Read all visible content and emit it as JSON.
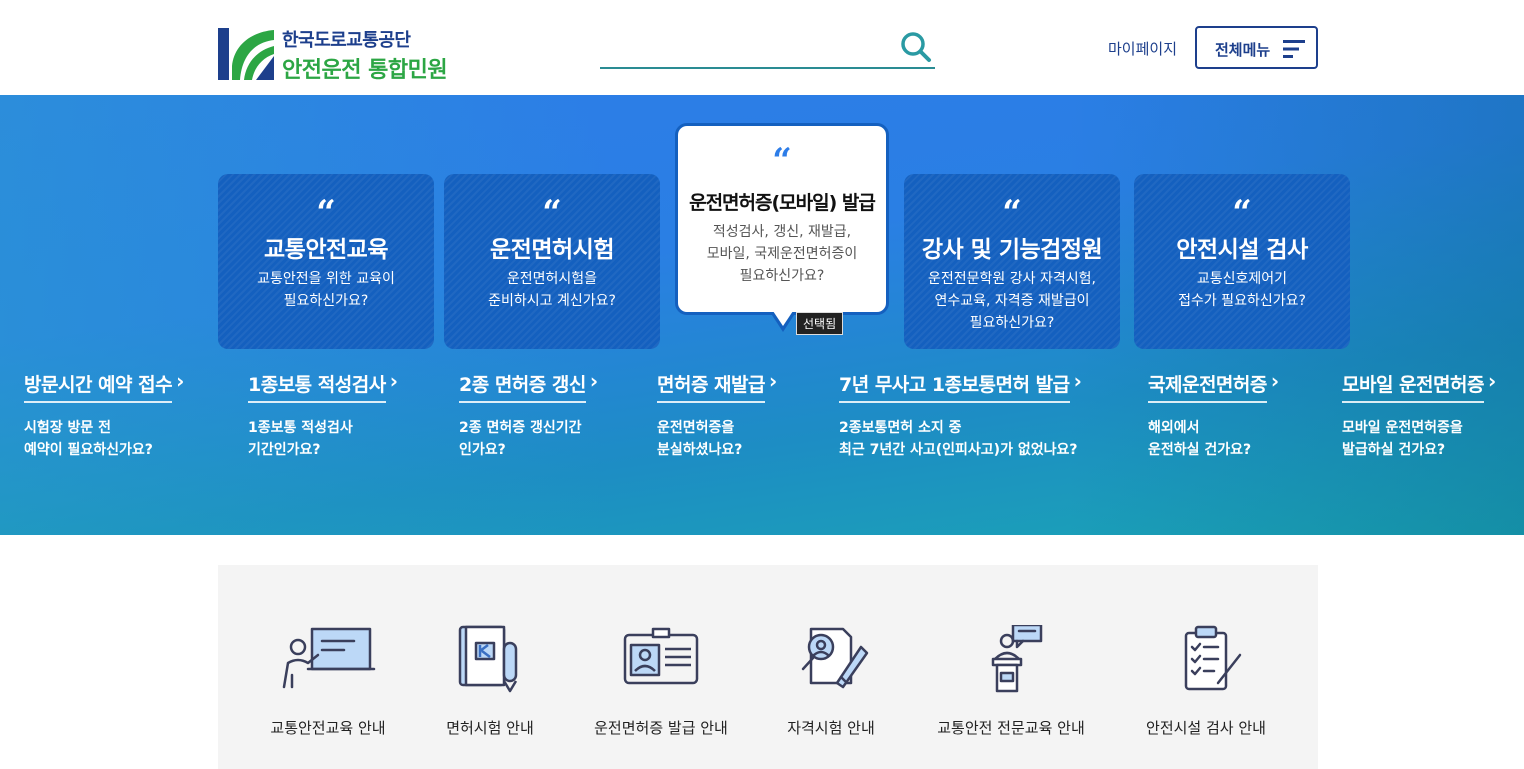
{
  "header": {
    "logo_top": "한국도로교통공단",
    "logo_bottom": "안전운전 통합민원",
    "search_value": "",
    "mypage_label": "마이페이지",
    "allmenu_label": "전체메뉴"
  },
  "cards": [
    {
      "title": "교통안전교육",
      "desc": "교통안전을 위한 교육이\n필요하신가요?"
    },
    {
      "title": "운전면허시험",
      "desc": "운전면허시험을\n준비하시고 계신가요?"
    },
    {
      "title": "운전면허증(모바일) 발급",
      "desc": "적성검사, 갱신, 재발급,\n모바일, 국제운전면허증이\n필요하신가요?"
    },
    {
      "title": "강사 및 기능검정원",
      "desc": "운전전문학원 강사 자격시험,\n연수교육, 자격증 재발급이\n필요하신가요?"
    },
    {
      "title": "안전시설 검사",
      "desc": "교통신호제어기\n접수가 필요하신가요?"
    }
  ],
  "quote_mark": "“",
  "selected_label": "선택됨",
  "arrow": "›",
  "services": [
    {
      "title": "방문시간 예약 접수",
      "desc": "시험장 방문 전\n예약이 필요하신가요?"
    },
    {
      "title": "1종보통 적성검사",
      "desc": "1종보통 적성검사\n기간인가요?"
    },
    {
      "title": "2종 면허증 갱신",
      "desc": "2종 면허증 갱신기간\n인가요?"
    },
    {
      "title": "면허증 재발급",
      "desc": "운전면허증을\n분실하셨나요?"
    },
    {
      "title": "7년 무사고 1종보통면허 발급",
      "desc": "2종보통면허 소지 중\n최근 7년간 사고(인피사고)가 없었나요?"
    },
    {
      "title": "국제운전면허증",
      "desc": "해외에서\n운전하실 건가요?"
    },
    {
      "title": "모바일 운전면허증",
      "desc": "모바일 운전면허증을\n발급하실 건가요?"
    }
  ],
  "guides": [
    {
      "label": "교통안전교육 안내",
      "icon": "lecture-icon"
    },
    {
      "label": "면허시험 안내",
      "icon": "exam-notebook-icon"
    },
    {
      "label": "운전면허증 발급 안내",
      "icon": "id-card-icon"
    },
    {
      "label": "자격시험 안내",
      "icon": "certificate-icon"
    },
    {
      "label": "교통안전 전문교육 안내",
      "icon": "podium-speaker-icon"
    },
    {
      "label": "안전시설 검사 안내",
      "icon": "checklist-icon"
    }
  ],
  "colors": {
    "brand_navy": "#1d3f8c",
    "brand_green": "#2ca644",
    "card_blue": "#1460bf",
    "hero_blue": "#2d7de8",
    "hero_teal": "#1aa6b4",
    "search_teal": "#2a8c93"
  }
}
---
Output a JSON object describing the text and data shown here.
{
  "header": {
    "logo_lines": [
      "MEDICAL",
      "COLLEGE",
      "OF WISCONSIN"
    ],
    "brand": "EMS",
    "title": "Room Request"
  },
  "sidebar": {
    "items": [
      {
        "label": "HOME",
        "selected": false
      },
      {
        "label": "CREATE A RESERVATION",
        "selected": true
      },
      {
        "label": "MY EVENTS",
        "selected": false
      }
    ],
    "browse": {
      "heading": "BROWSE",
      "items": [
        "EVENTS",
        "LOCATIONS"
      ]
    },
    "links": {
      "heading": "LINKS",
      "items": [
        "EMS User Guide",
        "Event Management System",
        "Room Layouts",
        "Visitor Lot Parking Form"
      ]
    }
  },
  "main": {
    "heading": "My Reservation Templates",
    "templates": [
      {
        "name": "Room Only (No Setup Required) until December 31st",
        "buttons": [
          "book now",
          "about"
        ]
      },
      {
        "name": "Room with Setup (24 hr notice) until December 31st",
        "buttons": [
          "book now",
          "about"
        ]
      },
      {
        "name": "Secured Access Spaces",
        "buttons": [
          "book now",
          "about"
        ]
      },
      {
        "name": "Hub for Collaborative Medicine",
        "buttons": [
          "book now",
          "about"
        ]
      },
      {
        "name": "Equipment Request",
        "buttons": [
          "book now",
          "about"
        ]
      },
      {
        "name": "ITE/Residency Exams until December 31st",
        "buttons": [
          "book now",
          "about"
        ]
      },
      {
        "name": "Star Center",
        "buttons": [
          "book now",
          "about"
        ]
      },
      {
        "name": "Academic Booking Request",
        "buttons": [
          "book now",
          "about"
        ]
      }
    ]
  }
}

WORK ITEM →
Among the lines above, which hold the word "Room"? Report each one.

ANSWER AREA →
    "title": "Room Request"
        "Room Layouts",
        "name": "Room Only (No Setup Required) until December 31st",
        "name": "Room with Setup (24 hr notice) until December 31st",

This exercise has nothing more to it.